• THE TASK
Pull out every line below that contains the word "Work".

[Source data]
BEGIN

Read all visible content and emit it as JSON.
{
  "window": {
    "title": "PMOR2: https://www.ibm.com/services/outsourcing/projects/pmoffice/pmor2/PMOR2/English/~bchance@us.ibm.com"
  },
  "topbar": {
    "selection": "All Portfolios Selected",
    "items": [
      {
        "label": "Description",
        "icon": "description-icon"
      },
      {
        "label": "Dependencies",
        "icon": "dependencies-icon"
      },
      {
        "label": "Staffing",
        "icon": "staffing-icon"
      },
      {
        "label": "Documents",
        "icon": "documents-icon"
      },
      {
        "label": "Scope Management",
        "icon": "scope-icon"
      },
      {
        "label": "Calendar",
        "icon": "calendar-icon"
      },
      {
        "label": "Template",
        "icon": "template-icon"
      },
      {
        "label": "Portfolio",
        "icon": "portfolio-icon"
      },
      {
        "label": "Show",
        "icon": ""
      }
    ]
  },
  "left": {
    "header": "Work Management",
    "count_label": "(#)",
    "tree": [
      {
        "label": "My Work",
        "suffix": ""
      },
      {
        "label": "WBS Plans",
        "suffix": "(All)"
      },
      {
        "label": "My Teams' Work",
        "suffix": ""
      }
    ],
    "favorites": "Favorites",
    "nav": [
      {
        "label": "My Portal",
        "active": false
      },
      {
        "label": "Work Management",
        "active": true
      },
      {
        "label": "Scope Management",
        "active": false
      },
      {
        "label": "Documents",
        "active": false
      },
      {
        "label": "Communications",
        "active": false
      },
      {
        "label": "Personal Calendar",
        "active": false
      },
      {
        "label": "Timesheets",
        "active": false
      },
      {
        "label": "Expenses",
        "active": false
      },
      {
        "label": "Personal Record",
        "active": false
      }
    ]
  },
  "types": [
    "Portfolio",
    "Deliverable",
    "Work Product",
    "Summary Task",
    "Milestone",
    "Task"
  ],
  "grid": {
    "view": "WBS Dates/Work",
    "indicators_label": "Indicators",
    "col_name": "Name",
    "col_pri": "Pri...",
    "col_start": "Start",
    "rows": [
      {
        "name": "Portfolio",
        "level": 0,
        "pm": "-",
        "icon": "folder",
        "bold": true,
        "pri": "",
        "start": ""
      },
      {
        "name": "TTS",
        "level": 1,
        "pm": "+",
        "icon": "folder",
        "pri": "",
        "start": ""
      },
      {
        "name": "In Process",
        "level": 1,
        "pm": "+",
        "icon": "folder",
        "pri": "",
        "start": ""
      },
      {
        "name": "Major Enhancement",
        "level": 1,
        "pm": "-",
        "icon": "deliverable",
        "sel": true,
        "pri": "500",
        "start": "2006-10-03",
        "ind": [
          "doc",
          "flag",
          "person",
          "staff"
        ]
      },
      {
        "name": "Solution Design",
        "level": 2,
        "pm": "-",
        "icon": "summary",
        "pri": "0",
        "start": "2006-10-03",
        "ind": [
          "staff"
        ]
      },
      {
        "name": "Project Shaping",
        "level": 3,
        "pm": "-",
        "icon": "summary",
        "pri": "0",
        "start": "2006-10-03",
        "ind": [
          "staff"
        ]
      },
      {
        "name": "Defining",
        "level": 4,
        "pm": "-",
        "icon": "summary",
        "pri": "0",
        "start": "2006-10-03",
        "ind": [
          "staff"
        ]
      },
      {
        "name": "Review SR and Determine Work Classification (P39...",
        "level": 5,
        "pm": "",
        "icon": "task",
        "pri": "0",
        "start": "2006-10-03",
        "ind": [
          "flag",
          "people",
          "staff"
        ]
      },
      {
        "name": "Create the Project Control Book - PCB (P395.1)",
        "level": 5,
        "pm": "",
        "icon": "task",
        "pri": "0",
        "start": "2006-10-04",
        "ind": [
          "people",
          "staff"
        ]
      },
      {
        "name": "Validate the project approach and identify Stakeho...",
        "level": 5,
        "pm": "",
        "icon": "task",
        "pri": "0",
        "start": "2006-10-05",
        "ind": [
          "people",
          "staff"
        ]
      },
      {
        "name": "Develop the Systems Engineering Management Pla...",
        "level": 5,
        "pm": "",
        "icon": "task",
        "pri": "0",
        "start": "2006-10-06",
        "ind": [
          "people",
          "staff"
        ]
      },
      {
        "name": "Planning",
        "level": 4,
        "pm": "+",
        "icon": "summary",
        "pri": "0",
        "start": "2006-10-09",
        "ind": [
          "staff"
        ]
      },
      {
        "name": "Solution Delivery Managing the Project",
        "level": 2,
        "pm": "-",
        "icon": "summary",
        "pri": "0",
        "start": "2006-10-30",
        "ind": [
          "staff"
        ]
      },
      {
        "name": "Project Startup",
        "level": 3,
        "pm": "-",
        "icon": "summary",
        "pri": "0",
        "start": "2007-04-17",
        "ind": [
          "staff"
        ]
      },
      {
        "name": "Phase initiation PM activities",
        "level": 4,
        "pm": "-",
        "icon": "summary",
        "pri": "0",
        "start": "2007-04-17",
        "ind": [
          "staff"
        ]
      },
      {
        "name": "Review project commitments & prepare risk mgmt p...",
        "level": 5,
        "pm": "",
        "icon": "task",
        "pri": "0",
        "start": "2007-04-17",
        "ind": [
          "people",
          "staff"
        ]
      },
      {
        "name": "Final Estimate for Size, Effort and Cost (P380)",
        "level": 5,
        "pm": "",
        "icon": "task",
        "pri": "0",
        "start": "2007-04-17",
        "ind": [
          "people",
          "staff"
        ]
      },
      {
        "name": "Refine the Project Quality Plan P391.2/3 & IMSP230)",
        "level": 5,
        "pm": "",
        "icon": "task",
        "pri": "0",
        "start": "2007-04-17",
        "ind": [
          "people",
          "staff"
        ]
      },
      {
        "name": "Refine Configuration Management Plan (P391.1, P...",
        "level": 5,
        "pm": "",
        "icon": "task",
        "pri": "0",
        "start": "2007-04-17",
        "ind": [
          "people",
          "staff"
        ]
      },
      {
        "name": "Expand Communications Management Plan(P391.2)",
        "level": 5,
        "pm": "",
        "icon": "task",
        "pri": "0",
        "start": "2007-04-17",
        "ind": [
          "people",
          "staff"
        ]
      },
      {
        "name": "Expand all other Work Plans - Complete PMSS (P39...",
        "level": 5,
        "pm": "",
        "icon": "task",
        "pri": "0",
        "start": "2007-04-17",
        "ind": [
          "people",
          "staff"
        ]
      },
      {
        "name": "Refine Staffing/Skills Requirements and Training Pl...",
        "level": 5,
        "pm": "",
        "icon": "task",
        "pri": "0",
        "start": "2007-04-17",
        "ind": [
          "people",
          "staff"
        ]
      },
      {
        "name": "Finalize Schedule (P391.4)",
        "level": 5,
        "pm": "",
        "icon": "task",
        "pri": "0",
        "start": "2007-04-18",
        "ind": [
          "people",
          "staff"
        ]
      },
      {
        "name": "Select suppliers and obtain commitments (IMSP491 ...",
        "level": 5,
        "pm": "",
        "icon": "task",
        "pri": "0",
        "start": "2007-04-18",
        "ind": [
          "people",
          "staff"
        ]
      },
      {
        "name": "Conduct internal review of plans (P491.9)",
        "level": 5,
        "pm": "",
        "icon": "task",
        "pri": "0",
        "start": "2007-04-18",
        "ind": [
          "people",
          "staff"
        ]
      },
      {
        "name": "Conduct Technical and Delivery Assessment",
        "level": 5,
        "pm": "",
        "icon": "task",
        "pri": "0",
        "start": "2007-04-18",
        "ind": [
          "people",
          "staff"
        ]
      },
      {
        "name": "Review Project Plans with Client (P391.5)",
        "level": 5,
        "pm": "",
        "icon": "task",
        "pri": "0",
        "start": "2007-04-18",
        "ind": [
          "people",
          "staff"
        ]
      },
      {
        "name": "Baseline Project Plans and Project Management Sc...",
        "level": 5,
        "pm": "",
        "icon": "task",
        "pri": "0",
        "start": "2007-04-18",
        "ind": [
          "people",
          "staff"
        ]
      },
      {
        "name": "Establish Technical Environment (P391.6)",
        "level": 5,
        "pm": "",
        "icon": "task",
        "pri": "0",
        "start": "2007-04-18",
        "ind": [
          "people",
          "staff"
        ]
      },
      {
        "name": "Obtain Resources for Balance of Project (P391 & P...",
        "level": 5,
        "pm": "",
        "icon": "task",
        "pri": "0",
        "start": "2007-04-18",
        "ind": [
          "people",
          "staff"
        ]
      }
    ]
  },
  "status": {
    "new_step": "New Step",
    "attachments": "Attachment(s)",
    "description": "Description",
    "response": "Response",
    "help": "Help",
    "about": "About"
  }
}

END

• ANSWER BOX
    "header": "Work Management",
        "label": "My Work",
        "label": "My Teams' Work",
        "label": "Work Management",
    "Work Product",
    "view": "WBS Dates/Work",
        "name": "Review SR and Determine Work Classification (P39...",
        "name": "Expand all other Work Plans - Complete PMSS (P39...",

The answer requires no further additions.